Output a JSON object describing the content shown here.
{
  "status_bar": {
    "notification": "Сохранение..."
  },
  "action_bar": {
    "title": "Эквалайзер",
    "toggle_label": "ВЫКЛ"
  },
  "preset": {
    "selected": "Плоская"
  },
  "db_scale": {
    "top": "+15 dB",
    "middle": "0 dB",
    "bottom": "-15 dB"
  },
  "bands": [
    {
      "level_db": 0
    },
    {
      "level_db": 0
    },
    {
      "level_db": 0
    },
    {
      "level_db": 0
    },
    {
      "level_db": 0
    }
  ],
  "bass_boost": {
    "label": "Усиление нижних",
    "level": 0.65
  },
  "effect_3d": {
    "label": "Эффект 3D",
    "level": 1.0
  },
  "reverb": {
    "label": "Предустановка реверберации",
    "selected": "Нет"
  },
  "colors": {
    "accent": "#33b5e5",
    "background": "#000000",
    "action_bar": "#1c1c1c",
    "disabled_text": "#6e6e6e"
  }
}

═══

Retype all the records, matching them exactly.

Answer box -
Output a JSON object describing the content shown here.
{
  "status_bar": {
    "notification": "Сохранение..."
  },
  "action_bar": {
    "title": "Эквалайзер",
    "toggle_label": "ВЫКЛ"
  },
  "preset": {
    "selected": "Плоская"
  },
  "db_scale": {
    "top": "+15 dB",
    "middle": "0 dB",
    "bottom": "-15 dB"
  },
  "bands": [
    {
      "level_db": 0
    },
    {
      "level_db": 0
    },
    {
      "level_db": 0
    },
    {
      "level_db": 0
    },
    {
      "level_db": 0
    }
  ],
  "bass_boost": {
    "label": "Усиление нижних",
    "level": 0.65
  },
  "effect_3d": {
    "label": "Эффект 3D",
    "level": 1.0
  },
  "reverb": {
    "label": "Предустановка реверберации",
    "selected": "Нет"
  },
  "colors": {
    "accent": "#33b5e5",
    "background": "#000000",
    "action_bar": "#1c1c1c",
    "disabled_text": "#6e6e6e"
  }
}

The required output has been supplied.